Death is a Night Wind: How José Rizal’s immortal poem haunts the Philippines today |Caravan Magazine, June 2018
IN THE DAYS BEFORE HIS EXECUTION, a 35-year-old Filipino named José Rizal leaned over a wooden desk and wrote 14 stanzas in neat Castilian handwriting on a paper about the size of his palm. He folded the paper twice and tucked it inside a gas lamp. On his sister Trinidad’s final visit, he whispered to her, using English so that the Spanish guards would not understand, that she should look for something in the lamp after his death. Just a few miles from his prison cell, in the hills by Manila, a revolution was stirring: a movement that he had inspired and then condemned, one that would bring freedom to his country and then tear it apart. Early in the morning on 30 December 1896, Rizal dressed in a fine, black suit and a white shirt, and turned his back on the near-empty cell. Just after dawn, he stepped out into the city. READ MORE
A Deadly Quake Tests Batanes’ Tradition of Resiliency | Positively Filipino, August 2019
I WAS ON OUR FARM when the ground began to shake beneath me. I raised my arms to steady myself against the motion. From the rise, the forested hills seemed to sway around me. The narrow cement path I stood on was littered with brush I had just cleared. I was putting in a new irrigation line to reach our fields, recently planted with lettuce, spinach, papaya, and turmeric. I braced my feet and replaced the machete to my hip. When the shaking stopped, I went back to work, but this time with renewed purpose. Since last night, the earth had been rumbling, but this quake felt stronger and I was anxious to get back to the village to check on my family and neighbors. READ MORE
Black and undocumented: ‘I didn’t know anybody else like me’ | Southern California Public Radio, March 2016
As the debate on immigration heats up, some are hoping to inject a new perspective into the conversation: that of those who are both black and undocumented.
“For such a long time we’ve couched immigration as a Latino issue that we’ve erased all these communities that are at that intersection,” said Jonathan Jayes-Green, whose family came from Panama when he was 13. “We’re not talking about this huge community of black, undocumented people that really experience the broken immigration system in a different manner.” LISTEN TO STORY
Indonesia’s efforts against Islamic Extremism | PRI’s The World, February 2009
The Ikalahan: A Forest Community Fighting Climate Change | FSRN, February 2011
Some 1.6 billion people directly depend on forests for their livelihoods. This month, world leaders at the UN’s Forum on Forests gathered in New York to develop a plan to preserve the world’s vanishing forests – and the people who have been living within them for generations. In order to understand how these new policies are playing out on the ground, I visited the Ikalahans, an indigenous people who live deep in the Philippine mountains.
Office Involved: A routine stop, then shots fired | Southern California Public Radio, November 2015
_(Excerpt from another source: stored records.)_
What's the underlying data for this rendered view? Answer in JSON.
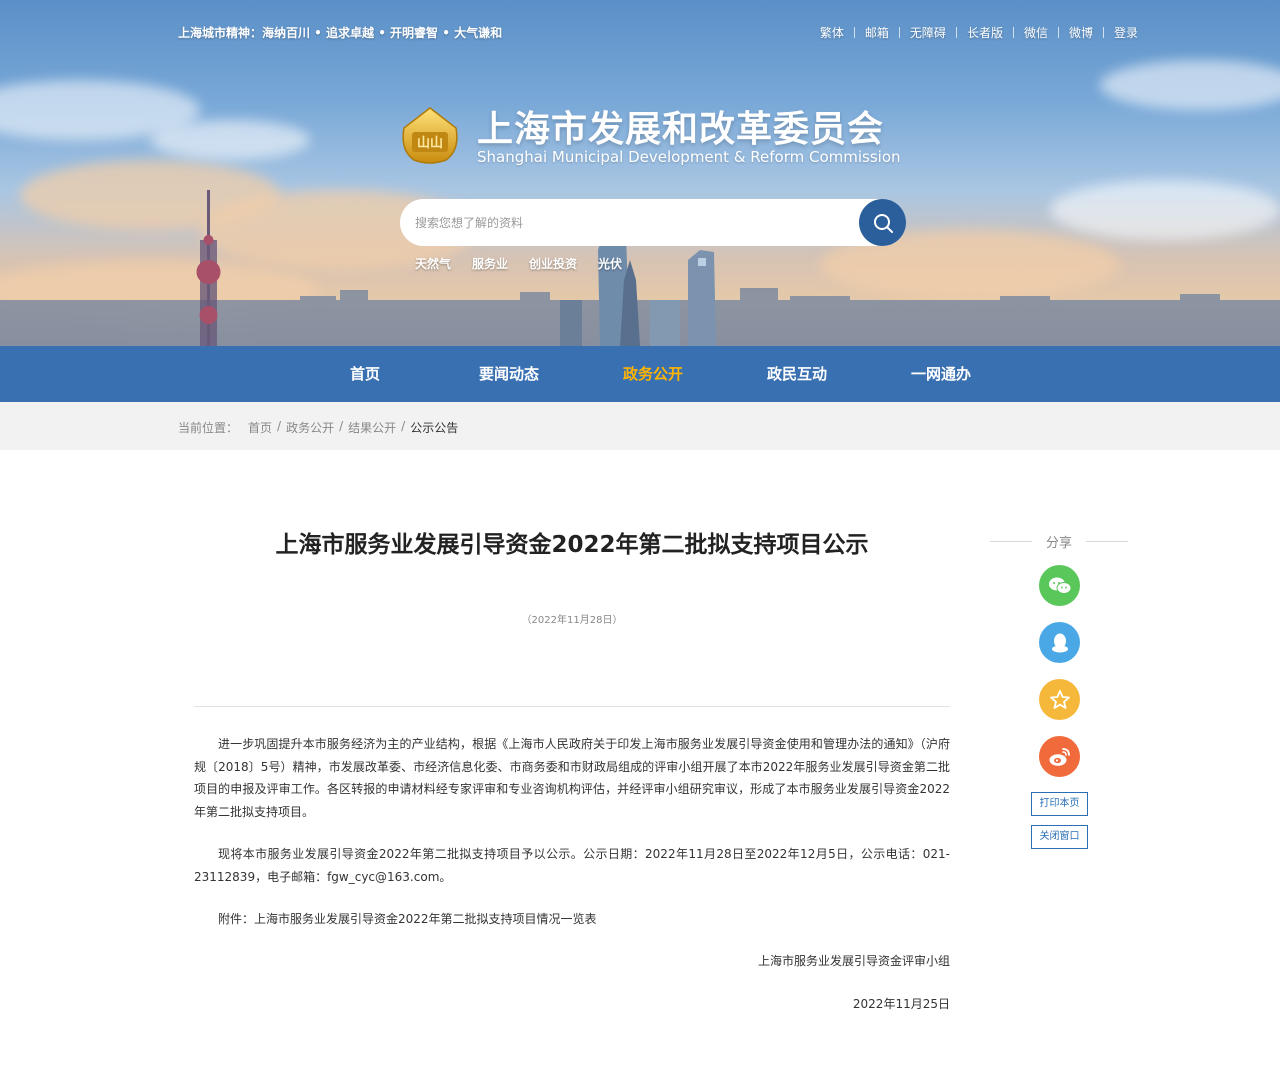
{
  "header": {
    "slogan": "上海城市精神：海纳百川 • 追求卓越 • 开明睿智 • 大气谦和",
    "top_links": [
      "繁体",
      "邮箱",
      "无障碍",
      "长者版",
      "微信",
      "微博",
      "登录"
    ],
    "emblem_text": "山山",
    "site_title_cn": "上海市发展和改革委员会",
    "site_title_en": "Shanghai Municipal Development & Reform Commission",
    "search": {
      "placeholder": "搜索您想了解的资料",
      "icon": "search-icon"
    },
    "hot_words": [
      "天然气",
      "服务业",
      "创业投资",
      "光伏"
    ]
  },
  "nav": {
    "items": [
      "首页",
      "要闻动态",
      "政务公开",
      "政民互动",
      "一网通办"
    ],
    "active_index": 2,
    "active_color": "#ffb400"
  },
  "breadcrumb": {
    "label": "当前位置：",
    "links": [
      "首页",
      "政务公开",
      "结果公开"
    ],
    "current": "公示公告"
  },
  "article": {
    "title": "上海市服务业发展引导资金2022年第二批拟支持项目公示",
    "date": "（2022年11月28日）",
    "paragraphs": [
      "进一步巩固提升本市服务经济为主的产业结构，根据《上海市人民政府关于印发上海市服务业发展引导资金使用和管理办法的通知》（沪府规〔2018〕5号）精神，市发展改革委、市经济信息化委、市商务委和市财政局组成的评审小组开展了本市2022年服务业发展引导资金第二批项目的申报及评审工作。各区转报的申请材料经专家评审和专业咨询机构评估，并经评审小组研究审议，形成了本市服务业发展引导资金2022年第二批拟支持项目。",
      "现将本市服务业发展引导资金2022年第二批拟支持项目予以公示。公示日期：2022年11月28日至2022年12月5日，公示电话：021-23112839，电子邮箱：fgw_cyc@163.com。",
      "附件：上海市服务业发展引导资金2022年第二批拟支持项目情况一览表"
    ],
    "sign_org": "上海市服务业发展引导资金评审小组",
    "sign_date": "2022年11月25日"
  },
  "share": {
    "label": "分享",
    "icons": [
      {
        "name": "wechat-icon",
        "color": "#5ac75a"
      },
      {
        "name": "qq-icon",
        "color": "#4aa8e6"
      },
      {
        "name": "favorite-star-icon",
        "color": "#f6b83a"
      },
      {
        "name": "weibo-icon",
        "color": "#f06a3c"
      }
    ],
    "print_label": "打印本页",
    "close_label": "关闭窗口"
  }
}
The Lakers were about to play a key NBA championship game and Charles Beatty didn’t want to miss it. He was rushing to pick up his son when traffic backed up on Central Avenue and he became increasingly annoyed. As the light changed, he crossed into oncoming traffic and swerved around the cars ahead. That aught Ronald Orosco’s eye. LISTEN TO THE STORY
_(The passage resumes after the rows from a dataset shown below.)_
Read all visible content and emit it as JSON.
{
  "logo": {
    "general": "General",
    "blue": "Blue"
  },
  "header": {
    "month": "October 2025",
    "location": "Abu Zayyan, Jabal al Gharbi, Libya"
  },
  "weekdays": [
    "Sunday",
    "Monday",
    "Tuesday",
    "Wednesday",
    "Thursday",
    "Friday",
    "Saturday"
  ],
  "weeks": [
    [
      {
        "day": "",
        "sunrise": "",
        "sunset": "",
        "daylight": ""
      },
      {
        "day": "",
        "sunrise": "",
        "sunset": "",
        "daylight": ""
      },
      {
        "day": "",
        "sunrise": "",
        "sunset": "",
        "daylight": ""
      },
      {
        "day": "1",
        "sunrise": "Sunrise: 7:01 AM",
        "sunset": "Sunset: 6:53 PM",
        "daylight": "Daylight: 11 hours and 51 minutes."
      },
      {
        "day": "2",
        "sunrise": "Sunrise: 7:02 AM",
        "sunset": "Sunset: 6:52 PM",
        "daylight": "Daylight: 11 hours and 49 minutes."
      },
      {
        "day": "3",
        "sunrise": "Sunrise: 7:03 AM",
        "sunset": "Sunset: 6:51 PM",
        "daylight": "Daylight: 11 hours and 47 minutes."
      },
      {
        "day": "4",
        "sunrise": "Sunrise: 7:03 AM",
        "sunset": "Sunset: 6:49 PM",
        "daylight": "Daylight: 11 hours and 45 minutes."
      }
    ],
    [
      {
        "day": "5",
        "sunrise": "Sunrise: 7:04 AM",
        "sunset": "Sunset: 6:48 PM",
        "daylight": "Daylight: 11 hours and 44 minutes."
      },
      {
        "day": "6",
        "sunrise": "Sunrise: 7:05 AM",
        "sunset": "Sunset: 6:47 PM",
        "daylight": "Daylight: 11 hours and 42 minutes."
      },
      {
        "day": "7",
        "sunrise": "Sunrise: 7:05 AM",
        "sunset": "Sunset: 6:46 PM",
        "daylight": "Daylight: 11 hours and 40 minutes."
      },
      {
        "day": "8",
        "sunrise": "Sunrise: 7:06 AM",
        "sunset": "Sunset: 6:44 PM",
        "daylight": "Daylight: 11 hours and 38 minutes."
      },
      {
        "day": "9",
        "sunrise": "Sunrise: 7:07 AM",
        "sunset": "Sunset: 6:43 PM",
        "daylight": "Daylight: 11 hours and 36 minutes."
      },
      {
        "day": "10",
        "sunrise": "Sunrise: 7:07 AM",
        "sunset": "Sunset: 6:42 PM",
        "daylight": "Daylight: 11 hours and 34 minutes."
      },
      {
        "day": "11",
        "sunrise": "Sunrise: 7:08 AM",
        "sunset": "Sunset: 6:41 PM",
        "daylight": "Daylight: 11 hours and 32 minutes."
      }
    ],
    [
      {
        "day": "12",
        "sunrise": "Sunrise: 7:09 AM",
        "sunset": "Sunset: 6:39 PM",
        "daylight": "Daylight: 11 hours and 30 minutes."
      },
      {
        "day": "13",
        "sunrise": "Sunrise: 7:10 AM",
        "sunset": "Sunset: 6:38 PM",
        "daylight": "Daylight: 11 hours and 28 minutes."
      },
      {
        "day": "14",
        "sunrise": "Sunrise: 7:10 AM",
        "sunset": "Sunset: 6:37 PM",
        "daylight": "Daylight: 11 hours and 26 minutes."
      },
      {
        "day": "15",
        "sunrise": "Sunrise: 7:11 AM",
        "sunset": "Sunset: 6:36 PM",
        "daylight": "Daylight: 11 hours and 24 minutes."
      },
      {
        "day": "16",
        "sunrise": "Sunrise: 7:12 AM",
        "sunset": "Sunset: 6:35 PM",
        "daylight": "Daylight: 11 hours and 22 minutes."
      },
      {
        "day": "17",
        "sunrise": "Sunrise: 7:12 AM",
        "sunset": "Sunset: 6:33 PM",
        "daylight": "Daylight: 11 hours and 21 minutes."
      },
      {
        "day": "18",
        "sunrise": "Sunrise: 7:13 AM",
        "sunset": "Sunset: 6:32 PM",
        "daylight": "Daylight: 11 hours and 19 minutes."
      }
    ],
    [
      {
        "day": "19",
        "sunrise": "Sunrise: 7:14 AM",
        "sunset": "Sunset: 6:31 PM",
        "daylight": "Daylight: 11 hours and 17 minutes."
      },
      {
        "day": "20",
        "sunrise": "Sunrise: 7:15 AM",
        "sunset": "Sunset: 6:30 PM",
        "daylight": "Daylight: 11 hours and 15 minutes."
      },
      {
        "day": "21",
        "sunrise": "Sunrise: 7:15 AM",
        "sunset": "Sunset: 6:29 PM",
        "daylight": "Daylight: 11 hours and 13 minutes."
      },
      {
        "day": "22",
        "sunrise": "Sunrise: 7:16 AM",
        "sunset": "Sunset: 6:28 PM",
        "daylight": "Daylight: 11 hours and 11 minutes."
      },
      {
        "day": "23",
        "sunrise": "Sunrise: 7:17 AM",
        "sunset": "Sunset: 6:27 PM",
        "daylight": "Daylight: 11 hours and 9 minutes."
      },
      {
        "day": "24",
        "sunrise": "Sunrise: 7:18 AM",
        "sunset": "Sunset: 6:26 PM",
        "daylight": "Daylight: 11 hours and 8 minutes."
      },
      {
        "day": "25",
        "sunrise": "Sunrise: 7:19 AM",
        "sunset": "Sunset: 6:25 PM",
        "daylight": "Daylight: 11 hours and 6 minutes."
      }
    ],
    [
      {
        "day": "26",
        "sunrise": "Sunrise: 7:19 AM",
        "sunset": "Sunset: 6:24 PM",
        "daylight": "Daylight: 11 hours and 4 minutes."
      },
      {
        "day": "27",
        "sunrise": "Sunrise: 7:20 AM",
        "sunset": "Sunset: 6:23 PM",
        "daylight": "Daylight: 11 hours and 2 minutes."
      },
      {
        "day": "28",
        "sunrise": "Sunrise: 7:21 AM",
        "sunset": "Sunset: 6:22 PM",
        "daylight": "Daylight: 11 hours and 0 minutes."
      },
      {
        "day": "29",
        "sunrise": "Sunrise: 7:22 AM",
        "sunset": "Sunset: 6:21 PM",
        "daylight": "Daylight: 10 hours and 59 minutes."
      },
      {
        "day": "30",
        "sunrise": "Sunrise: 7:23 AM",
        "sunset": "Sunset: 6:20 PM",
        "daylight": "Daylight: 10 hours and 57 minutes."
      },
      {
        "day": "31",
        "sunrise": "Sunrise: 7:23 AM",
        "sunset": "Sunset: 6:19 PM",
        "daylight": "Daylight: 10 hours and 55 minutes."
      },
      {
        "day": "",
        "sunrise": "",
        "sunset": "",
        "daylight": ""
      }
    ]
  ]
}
Indonesians on Obama’s ascendancy from Menteng to the White House | Southeast Asia: News, Culture, Politics, November 2008
YOGYAKARTA, INDONESIA – As he delivered his historic acceptance speech in a Chicago park, Barack Obama paused at one point to speak directly to the world community. “And all those watching tonight from beyond our shores,” he said. “To those who are huddled around radios in the forgotten corners of the world: our stories are singular, but our destiny is shared.” READ MORE